Ansar Beit al-Maqdes, a Sinai-based militant group, declared responsibility on Tuesday for the killing of Mohamed Mabrouk, the State Security officer killed on Sunday, but despite this most of Wednesday’s papers remain focused on the Muslim Brotherhood.
The group said in a statement shared on a number of jihadi websites that the killing of Mabrouk came in response to “the detention of the brave women” in reference to the protesters who were arrested earlier this month in Alexandria during demonstrations against the ouster of former President Mohamed Morsi on July 3.
The statement added that this operation is one of several that aims to “free the women prisoners from the hands of the tyrants.”
State-owned daily Al-Ahram reported that security forces have so far managed to detain 32 suspected of involvement in Mabrouk’s killing. It added that the investigative team has uncovered precise information on the incident, but in its article, published in the fourth page of the day’s third edition, little information was revealed.
Meanwhile, most privately owned dailies ran the story on their front pages. On privately owned daily Al-Shorouk’s front page, the headline reads, “Al-Shorouk has cracked the code of the assassination of Mabrouk,” while on the front page of privately-owned daily Al-Masry Al-Youm, the headline reads “Investigations: The martyr [Mabrouk] discovered Hassan Malek and 65 Brotherhood members received money and weapons.” Malek is a businessman and leading Brotherhood figure in Alexandria. On the front page of another privately-owned daily, Al-Watan, beneath a photograph of the killed officer, the headline reads, “Sources: Interior minister considering the dismissal of a number of national security officers.”
Al-Shorouk’s report about the assassination of Mabrouk quotes anonymous security sources who told the newspaper that the security services are investigating leaders of the Muslim Brotherhood currently imprisoned on charges of incitement to violence, and have asked them about the deceased officer. The newspaper said that the investigation showed that imprisoned leaders of the Muslim Brotherhood had information on Mabrouk, information passed onto them by Ayman Hodhod, also currently imprisoned, who had been security adviser to former President Mohamed Morsi.

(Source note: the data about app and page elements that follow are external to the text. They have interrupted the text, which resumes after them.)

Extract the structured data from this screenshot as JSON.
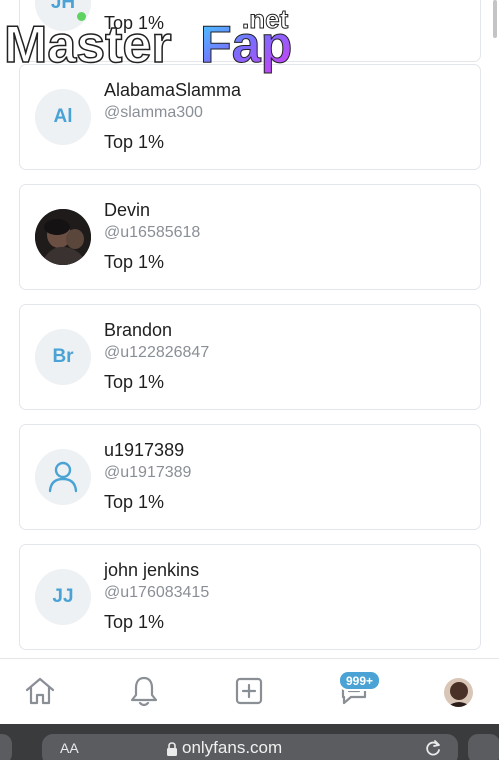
{
  "watermark": {
    "part1": "Master",
    "part2": "Fap",
    "part3": ".net"
  },
  "top_partial": {
    "initials": "JH",
    "rank": "Top 1%"
  },
  "fans": [
    {
      "name": "AlabamaSlamma",
      "handle": "@slamma300",
      "rank": "Top 1%",
      "initials": "Al",
      "avatar": "initials"
    },
    {
      "name": "Devin",
      "handle": "@u16585618",
      "rank": "Top 1%",
      "initials": "",
      "avatar": "photo"
    },
    {
      "name": "Brandon",
      "handle": "@u122826847",
      "rank": "Top 1%",
      "initials": "Br",
      "avatar": "initials"
    },
    {
      "name": "u1917389",
      "handle": "@u1917389",
      "rank": "Top 1%",
      "initials": "",
      "avatar": "user-icon"
    },
    {
      "name": "john jenkins",
      "handle": "@u176083415",
      "rank": "Top 1%",
      "initials": "JJ",
      "avatar": "initials"
    }
  ],
  "nav": {
    "items": [
      "home-icon",
      "bell-icon",
      "plus-square-icon",
      "messages-icon",
      "profile-avatar"
    ],
    "messages_badge": "999+"
  },
  "browser": {
    "url": "onlyfans.com",
    "aa": "AA"
  },
  "colors": {
    "accent": "#4aa3d4",
    "online": "#5fd35f",
    "card_border": "#e3e6ea",
    "browser_bg": "#3a3b3d"
  }
}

Al-Shorouk also said that leading Muslim Brotherhood figure Khairat al-Shater used to regularly go to the State Security headquarters when Morsi was in power. The newspaper reports that Hodhod obtained a lot of information about national security officers and forced a number to leave their posts and even the country.
Another title in Al-Shorouk’s coverage of the case reads, “The Brotherhood penetrated [National Security] apparatus and recruited a number of its officers and asked them to spy on security leaders for the benefit of the group.”
This line of reporting is reflected in Al-Watan’s coverage, central of which is the news that Interior Minister Mohammed Ibrahim has the files of 50 officers of national security in preparation for “cleansing” of the security apparatus.
Mahmoud Gaber, the lawyer representing the imprisoned women in Alexandria, rejects the accusations levelled against the Muslim Brotherhood, which he says are made without clear evidence. Gaber told Mada Masr that the media are leading the way in making accusations against the Brotherhood without any evidence being released by the ministry who have yet to accuse anyone of any specific crimes.
“The media are talking about Ansar Beit al-Maqdes who have claimed responsibility for the incident, so why are they still talking about Brotherhood involvement?”
Gaber added, “Recent history testifies to the Brotherhood’s non-involvement in any acts of violence, since Sadat released them from prison in the 1970s.” Gaber said that in none of the military trials faced by the Muslim Brotherhood in the Mubarak era did they face direct accusations of pursuing violence or possessing of weapons.
Fouad Allam, a security expert, told Mada Masr that “the Brotherhood are involved in everything that has happened since Morsi released from prison many involved in terrorist acts, and allowed the return of jihadis from different countries, and the opening of the border with Gaza illegally, all of which have formed the nucleus of terrorist groups in the Sinai and elsewhere.”
Allam added that “the picture is very clear,” adding that there are clues and techniques of investigation and analysis followed by the security agencies to get to the truth. He stressed that it would be naive to deny the involvement of the Muslim Brotherhood, even after Ansar Beit al-Maqdes claimed responsibility for the incident.
But Gaber said that the first who released these jihadis was SCAF who ruled the country for a year and a half before Morsi’s presidency, and not the deposed president. He added that “Morsi also released some jihadis, but this happened after investigations carried out by the security apparatus, and after their agreement and approval of the names.”
“No one heard about Ansar Beit al-Maqdes until after the coup, and this confirms that they are a non-existent group and it is a cover for a hidden who are seeking to maintain the state of emergency, and to keep the current security situation.”